According to a new report, San Diego is among the five California counties that have the most homes in high fire risk zones. The county has 254,400 housing units in brushy, steep, and hard to reach places. Several projects planned in North County would add thousands more.
On Friday (August 24), two lawsuits will be filed in an effort to keep 779 of those homes off the planning map. The Elfin Forest Harmony Grove Town Council and co-plaintiffs, the Endangered Habitats League and Cleveland National Forest Foundation, hope to defeat Harmony Grove Village South and Valiano in Eden Valley.
The suits against the county board of supervisors will target the projects' environmental reports and the zoning changes that opened up the area to sprawl. The plaintiffs will be represented by Shute, Mihaly, and Weinberger, the largest environmental law firm in California, and the law offices of Abigail Smith.

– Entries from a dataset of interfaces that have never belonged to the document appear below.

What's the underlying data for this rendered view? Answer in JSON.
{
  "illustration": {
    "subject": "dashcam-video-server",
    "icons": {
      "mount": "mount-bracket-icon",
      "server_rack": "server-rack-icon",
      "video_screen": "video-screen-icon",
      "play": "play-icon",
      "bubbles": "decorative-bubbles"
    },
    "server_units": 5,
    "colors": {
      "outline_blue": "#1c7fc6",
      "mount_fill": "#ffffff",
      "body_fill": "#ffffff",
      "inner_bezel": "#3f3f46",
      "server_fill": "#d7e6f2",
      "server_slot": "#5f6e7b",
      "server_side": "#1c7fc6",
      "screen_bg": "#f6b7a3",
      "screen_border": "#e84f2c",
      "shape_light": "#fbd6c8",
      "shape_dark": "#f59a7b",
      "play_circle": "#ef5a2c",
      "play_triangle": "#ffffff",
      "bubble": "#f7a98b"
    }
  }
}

Public safety is the main concern for the town council, says board chair Jacqueline Arsivaud. Adjacent to the 111-acre Harmony Grove site is a large swath of protected habitat. With 90 percent of wildfires started by human activity, putting more people "in a forever tinderbox" is simply poor planning, she says. The sites, west of Escondido, are in a very high fire hazard zone and the land wasn't zoned for high density. In fact, the 2011 general plan aimed to limit sprawl in the unincorporated areas. But in July, as another record-breaking fire season raged in California, the county board of supervisors voted to allow the developments, part of a bundle of projects approved as a single amendment to the general plan, said to help ease the housing crunch.
The batching of multiple projects is a workaround of the state law that only allows four general plan amendments per year. Another batch of amendments will be heard this fall.
In the process, the local community plan was toppled. Both projects were recommended for denial by the San Dieguito Community Planning Group, of which Arsivaud is a member.
Fire officials have said evacuation, a major concern for residents, can be carried out safely. After the deadly fires in October 2003, county planners came up with several fixes related to building construction, vegetation, roads, water supplies and firefighting. Stronger codes, they say, have paid off. Newer homes are more fire resistant and have a three times better chance of survival.
With more homes designed so fire goes around instead of through them, evacuation isn't always considered the safest option. Instead, people may be advised to “shelter in place," which Arsivaud says could be "highly dangerous" for the many residents whose homes are older "and won't be retrofitted by the developer or the county. Shelter-in-place is a strategy of last resort, not what you build a new community around."
Officials say the plans have been well vetted by experts. Harmony Grove Village South will be the first new housing development in the county that will have to comply with the wildland-urban interface plan, which maps a neighborhood's topography, water supply and potential hazards. It will be served by a new fire station about 1.2 miles away.
But developer RCS Harmony Partners won't comply with one key aspect. The Harmony Grove project's wildfire risk analysis prepared for the fire marshall notes "the applicant has proposed to comply with all county building and fire code requirements with the exception of provision of two routes of access/egress."
While road improvements are on the menu, residents worry that they won't help enough. With no new roads out, they envision a traffic jam. Country Club Drive, the two-lane road through the area, would be shared by current and future residents.
Many wildfire fatalities occur on roads as people try to escape in their cars. In June 2017, for example, after officials in Portugal failed to evacuate villages in time, 64 people were killed by a wildfire, 47 of whom died in their vehicles on a road.
Arsivaud's home in Elfin Forest is about six miles from the sites, "but we all have had to use that same evacuation route in previous emergencies," she says. In the 2014 Cocos fire, a major road to the west "turned into a parking lot from evacuating traffic."